- _REQUIRED WORK_
Go through the listing below and gather every line with the word "помощью".
═══
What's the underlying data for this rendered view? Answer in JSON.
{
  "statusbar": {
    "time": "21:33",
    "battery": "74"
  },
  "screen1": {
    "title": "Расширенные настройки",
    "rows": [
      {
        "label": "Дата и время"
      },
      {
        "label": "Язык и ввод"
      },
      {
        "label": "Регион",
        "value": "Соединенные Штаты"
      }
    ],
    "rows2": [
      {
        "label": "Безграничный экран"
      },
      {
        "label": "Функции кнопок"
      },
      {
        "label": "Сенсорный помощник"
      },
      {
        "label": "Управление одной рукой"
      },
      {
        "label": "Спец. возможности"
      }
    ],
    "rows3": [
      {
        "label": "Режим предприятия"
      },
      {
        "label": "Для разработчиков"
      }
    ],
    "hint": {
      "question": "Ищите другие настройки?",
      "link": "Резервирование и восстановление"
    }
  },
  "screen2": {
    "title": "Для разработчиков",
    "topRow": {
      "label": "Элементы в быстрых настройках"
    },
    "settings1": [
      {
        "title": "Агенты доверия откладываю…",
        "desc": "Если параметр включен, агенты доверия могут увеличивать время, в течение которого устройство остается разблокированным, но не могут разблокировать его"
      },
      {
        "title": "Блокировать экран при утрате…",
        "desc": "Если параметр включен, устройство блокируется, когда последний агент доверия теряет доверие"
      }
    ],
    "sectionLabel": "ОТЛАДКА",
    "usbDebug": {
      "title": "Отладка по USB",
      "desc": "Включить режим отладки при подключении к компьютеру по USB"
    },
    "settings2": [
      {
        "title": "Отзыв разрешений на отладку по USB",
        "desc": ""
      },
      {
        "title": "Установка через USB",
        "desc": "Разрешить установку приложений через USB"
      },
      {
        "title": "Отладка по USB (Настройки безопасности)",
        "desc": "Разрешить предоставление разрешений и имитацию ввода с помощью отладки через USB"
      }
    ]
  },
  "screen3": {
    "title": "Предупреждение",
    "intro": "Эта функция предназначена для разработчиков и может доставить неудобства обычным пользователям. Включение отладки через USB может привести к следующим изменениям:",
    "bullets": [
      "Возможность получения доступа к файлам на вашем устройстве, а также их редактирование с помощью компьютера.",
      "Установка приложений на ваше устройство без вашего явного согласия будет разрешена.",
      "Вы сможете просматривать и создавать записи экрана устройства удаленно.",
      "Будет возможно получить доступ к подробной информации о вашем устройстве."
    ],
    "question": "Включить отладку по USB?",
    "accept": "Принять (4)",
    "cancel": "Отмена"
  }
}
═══
- _YOUR SOLUTION_
        "desc": "Разрешить предоставление разрешений и имитацию ввода с помощью отладки через USB"
      "Возможность получения доступа к файлам на вашем устройстве, а также их редактирование с помощью компьютера.",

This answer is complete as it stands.